- Try it
Search the data for "subtitle". Return each matching line.

□ □ □ □

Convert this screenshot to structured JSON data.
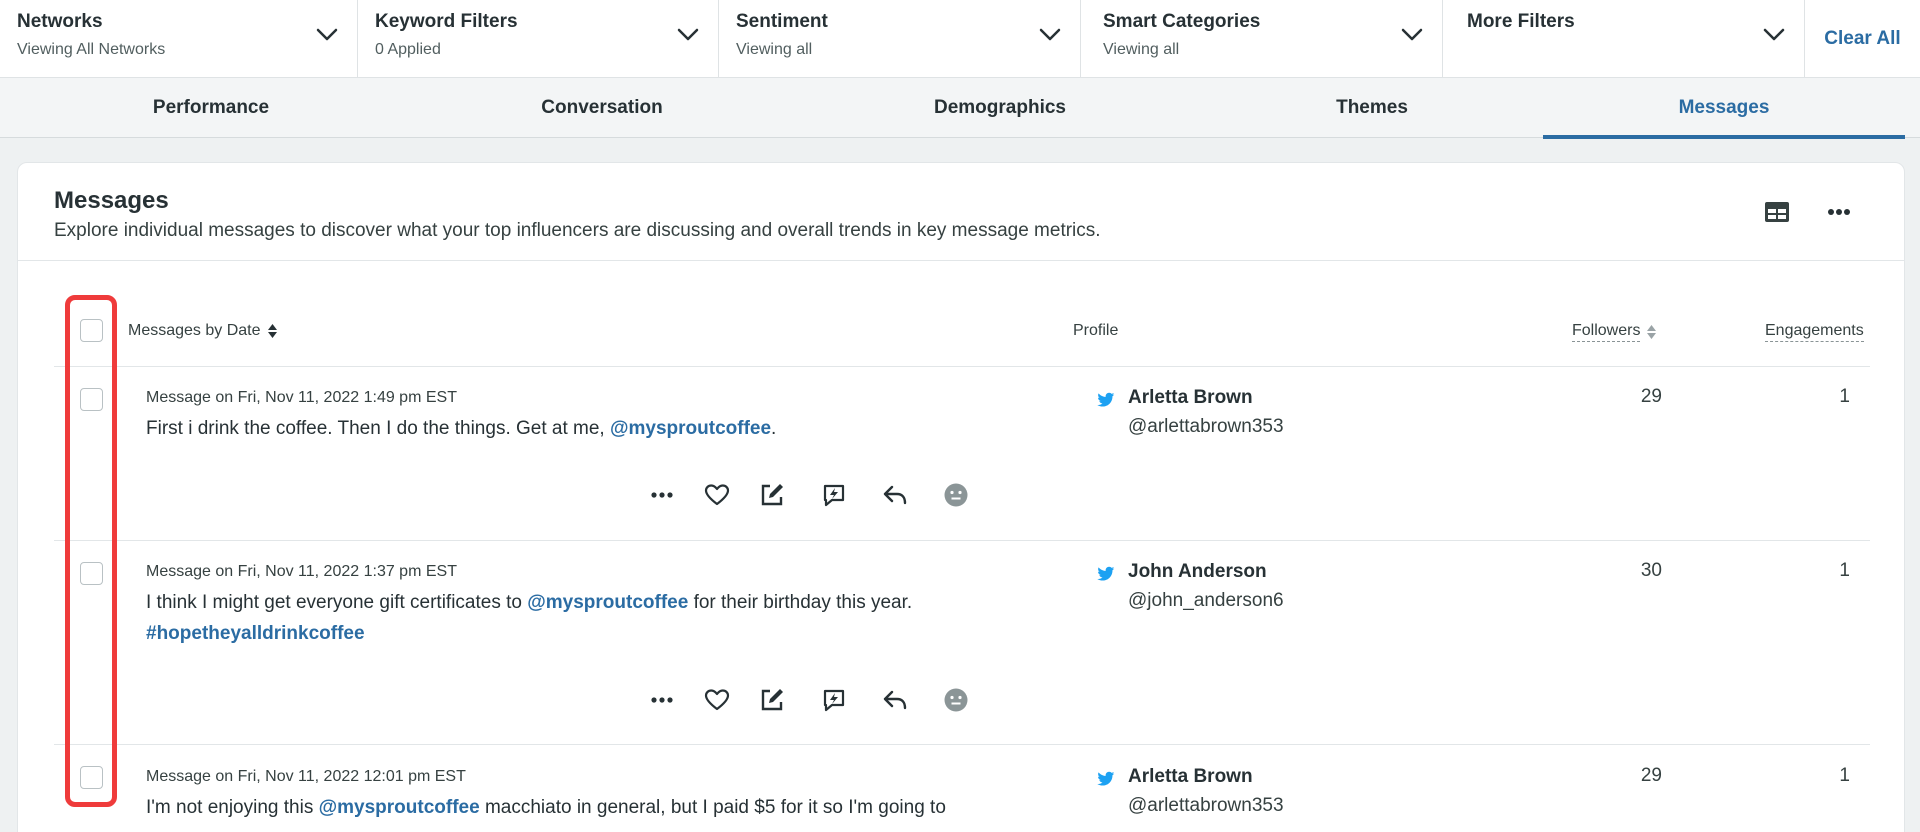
{
  "filters": [
    {
      "title": "Networks",
      "subtitle": "Viewing All Networks"
    },
    {
      "title": "Keyword Filters",
      "subtitle": "0 Applied"
    },
    {
      "title": "Sentiment",
      "subtitle": "Viewing all"
    },
    {
      "title": "Smart Categories",
      "subtitle": "Viewing all"
    },
    {
      "title": "More Filters",
      "subtitle": ""
    }
  ],
  "clear_all": "Clear All",
  "tabs": [
    "Performance",
    "Conversation",
    "Demographics",
    "Themes",
    "Messages"
  ],
  "active_tab": "Messages",
  "card": {
    "title": "Messages",
    "description": "Explore individual messages to discover what your top influencers are discussing and overall trends in key message metrics."
  },
  "table": {
    "col_messages": "Messages by Date",
    "col_profile": "Profile",
    "col_followers": "Followers",
    "col_engagements": "Engagements"
  },
  "rows": [
    {
      "meta": "Message on Fri, Nov 11, 2022 1:49 pm EST",
      "text_before": "First i drink the coffee. Then I do the things. Get at me, ",
      "mention": "@mysproutcoffee",
      "text_after": ".",
      "name": "Arletta Brown",
      "handle": "@arlettabrown353",
      "followers": "29",
      "engagements": "1"
    },
    {
      "meta": "Message on Fri, Nov 11, 2022 1:37 pm EST",
      "text_before": "I think I might get everyone gift certificates to ",
      "mention": "@mysproutcoffee",
      "text_after": " for their birthday this year.",
      "hashtag": "#hopetheyalldrinkcoffee",
      "name": "John Anderson",
      "handle": "@john_anderson6",
      "followers": "30",
      "engagements": "1"
    },
    {
      "meta": "Message on Fri, Nov 11, 2022 12:01 pm EST",
      "text_before": "I'm not enjoying this ",
      "mention": "@mysproutcoffee",
      "text_after": " macchiato in general, but I paid $5 for it so I'm going to",
      "name": "Arletta Brown",
      "handle": "@arlettabrown353",
      "followers": "29",
      "engagements": "1"
    }
  ],
  "colors": {
    "accent": "#2b6ca3",
    "highlight": "#ef3b3b",
    "twitter": "#1da1f2"
  },
  "icons": [
    "chevron-down-icon",
    "table-view-icon",
    "more-icon",
    "ellipsis-icon",
    "heart-icon",
    "edit-icon",
    "quick-reply-icon",
    "reply-icon",
    "sentiment-neutral-icon",
    "twitter-icon",
    "sort-icon"
  ]
}
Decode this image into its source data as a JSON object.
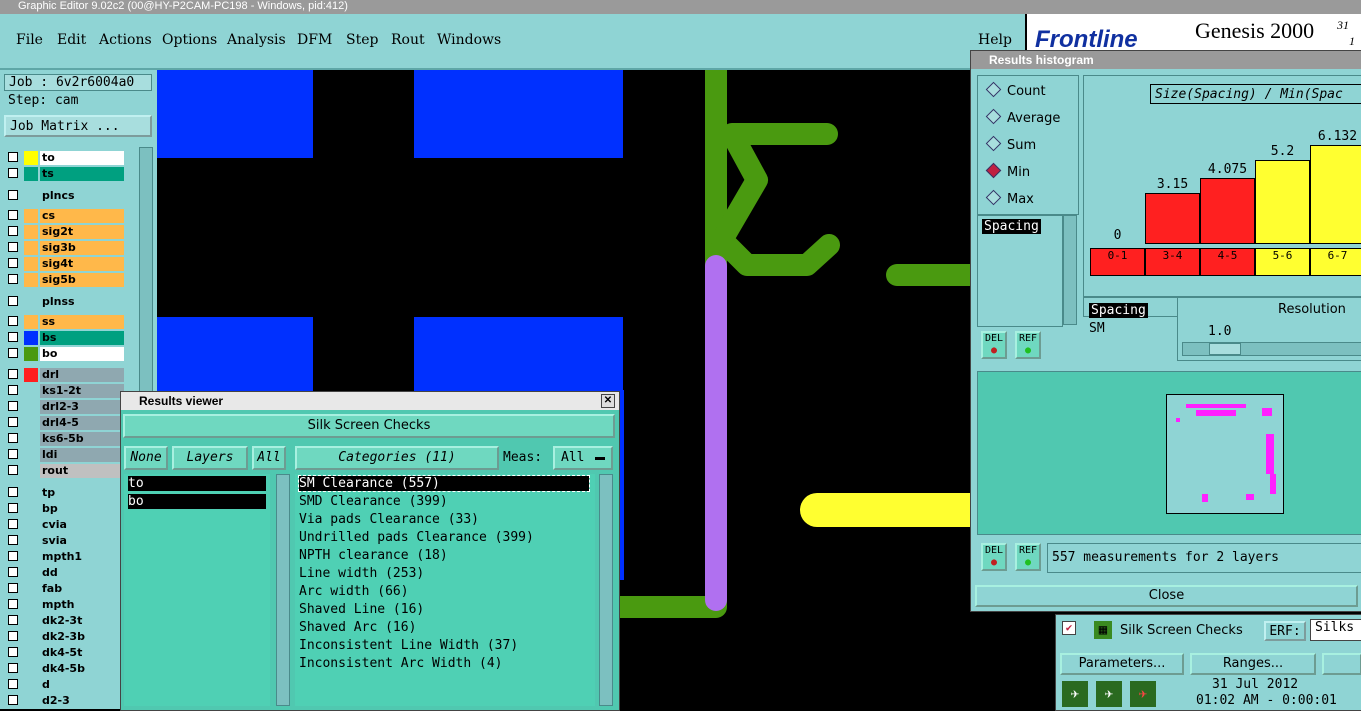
{
  "window": {
    "title": "Graphic Editor 9.02c2 (00@HY-P2CAM-PC198 - Windows, pid:412)"
  },
  "menu": [
    "File",
    "Edit",
    "Actions",
    "Options",
    "Analysis",
    "DFM",
    "Step",
    "Rout",
    "Windows"
  ],
  "help": "Help",
  "brand": {
    "logo": "Frontline",
    "product": "Genesis 2000",
    "version_top": "31",
    "version_bottom": "1"
  },
  "job": {
    "job_label": "Job :  6v2r6004a0",
    "step_label": "Step: cam",
    "matrix_button": "Job Matrix ..."
  },
  "layers": [
    {
      "name": "to",
      "swatch": "#ffff00",
      "bg": "#ffffff"
    },
    {
      "name": "ts",
      "swatch": "#00a080",
      "bg": "#00a080"
    },
    {
      "name": "plncs",
      "swatch": "#8fd4d4",
      "bg": "#8fd4d4"
    },
    {
      "name": "cs",
      "swatch": "#ffb84a",
      "bg": "#ffb84a"
    },
    {
      "name": "sig2t",
      "swatch": "#ffb84a",
      "bg": "#ffb84a"
    },
    {
      "name": "sig3b",
      "swatch": "#ffb84a",
      "bg": "#ffb84a"
    },
    {
      "name": "sig4t",
      "swatch": "#ffb84a",
      "bg": "#ffb84a"
    },
    {
      "name": "sig5b",
      "swatch": "#ffb84a",
      "bg": "#ffb84a"
    },
    {
      "name": "plnss",
      "swatch": "#8fd4d4",
      "bg": "#8fd4d4"
    },
    {
      "name": "ss",
      "swatch": "#ffb84a",
      "bg": "#ffb84a"
    },
    {
      "name": "bs",
      "swatch": "#0030ff",
      "bg": "#00a080"
    },
    {
      "name": "bo",
      "swatch": "#4a9a10",
      "bg": "#ffffff"
    },
    {
      "name": "drl",
      "swatch": "#ff2020",
      "bg": "#8fa8b0"
    },
    {
      "name": "ks1-2t",
      "swatch": "#8fd4d4",
      "bg": "#8fa8b0"
    },
    {
      "name": "drl2-3",
      "swatch": "#8fd4d4",
      "bg": "#8fa8b0"
    },
    {
      "name": "drl4-5",
      "swatch": "#8fd4d4",
      "bg": "#8fa8b0"
    },
    {
      "name": "ks6-5b",
      "swatch": "#8fd4d4",
      "bg": "#8fa8b0"
    },
    {
      "name": "ldi",
      "swatch": "#8fd4d4",
      "bg": "#8fa8b0"
    },
    {
      "name": "rout",
      "swatch": "#8fd4d4",
      "bg": "#c0c0c0"
    },
    {
      "name": "tp",
      "swatch": "#8fd4d4",
      "bg": "#8fd4d4"
    },
    {
      "name": "bp",
      "swatch": "#8fd4d4",
      "bg": "#8fd4d4"
    },
    {
      "name": "cvia",
      "swatch": "#8fd4d4",
      "bg": "#8fd4d4"
    },
    {
      "name": "svia",
      "swatch": "#8fd4d4",
      "bg": "#8fd4d4"
    },
    {
      "name": "mpth1",
      "swatch": "#8fd4d4",
      "bg": "#8fd4d4"
    },
    {
      "name": "dd",
      "swatch": "#8fd4d4",
      "bg": "#8fd4d4"
    },
    {
      "name": "fab",
      "swatch": "#8fd4d4",
      "bg": "#8fd4d4"
    },
    {
      "name": "mpth",
      "swatch": "#8fd4d4",
      "bg": "#8fd4d4"
    },
    {
      "name": "dk2-3t",
      "swatch": "#8fd4d4",
      "bg": "#8fd4d4"
    },
    {
      "name": "dk2-3b",
      "swatch": "#8fd4d4",
      "bg": "#8fd4d4"
    },
    {
      "name": "dk4-5t",
      "swatch": "#8fd4d4",
      "bg": "#8fd4d4"
    },
    {
      "name": "dk4-5b",
      "swatch": "#8fd4d4",
      "bg": "#8fd4d4"
    },
    {
      "name": "d",
      "swatch": "#8fd4d4",
      "bg": "#8fd4d4"
    },
    {
      "name": "d2-3",
      "swatch": "#8fd4d4",
      "bg": "#8fd4d4"
    }
  ],
  "results_viewer": {
    "title": "Results viewer",
    "header": "Silk Screen Checks",
    "none_btn": "None",
    "layers_btn": "Layers",
    "all_btn": "All",
    "categories_btn": "Categories (11)",
    "meas_label": "Meas:",
    "meas_value": "All",
    "layer_items": [
      "to",
      "bo"
    ],
    "categories": [
      "SM Clearance (557)",
      "SMD Clearance (399)",
      "Via pads Clearance (33)",
      "Undrilled pads Clearance (399)",
      "NPTH clearance (18)",
      "Line width (253)",
      "Arc width (66)",
      "Shaved Line (16)",
      "Shaved Arc (16)",
      "Inconsistent Line Width (37)",
      "Inconsistent Arc Width (4)"
    ]
  },
  "histogram": {
    "title": "Results histogram",
    "modes": [
      "Count",
      "Average",
      "Sum",
      "Min",
      "Max"
    ],
    "selected_mode": "Min",
    "chart_title": "Size(Spacing) / Min(Spac",
    "list_item": "Spacing",
    "del": "DEL",
    "ref": "REF",
    "sel_items": [
      "Spacing",
      "SM"
    ],
    "resolution_label": "Resolution",
    "resolution_value": "1.0",
    "status": "557 measurements for 2 layers",
    "close": "Close"
  },
  "chart_data": {
    "type": "bar",
    "categories": [
      "0-1",
      "3-4",
      "4-5",
      "5-6",
      "6-7"
    ],
    "values": [
      0,
      3.15,
      4.075,
      5.2,
      6.132
    ],
    "value_labels": [
      "0",
      "3.15",
      "4.075",
      "5.2",
      "6.132"
    ],
    "colors": [
      "#ff2020",
      "#ff2020",
      "#ff2020",
      "#ffff30",
      "#ffff30"
    ],
    "ylim": [
      0,
      6.5
    ]
  },
  "bottom_panel": {
    "title": "Silk Screen Checks",
    "erf_label": "ERF:",
    "erf_value": "Silks",
    "parameters": "Parameters...",
    "ranges": "Ranges...",
    "date": "31 Jul 2012",
    "time": "01:02 AM - 0:00:01"
  },
  "colors": {
    "panel": "#8fd4d4",
    "results_bg": "#50c8b0",
    "blue_pad": "#0030ff",
    "green_trace": "#4a9a10",
    "purple_trace": "#b070f0",
    "yellow_trace": "#ffff30"
  }
}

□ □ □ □

- The completed task
      "subtitle": "Viewing All Networks"
      "subtitle": "0 Applied"
      "subtitle": "Viewing all"
      "subtitle": "Viewing all"
      "subtitle": ""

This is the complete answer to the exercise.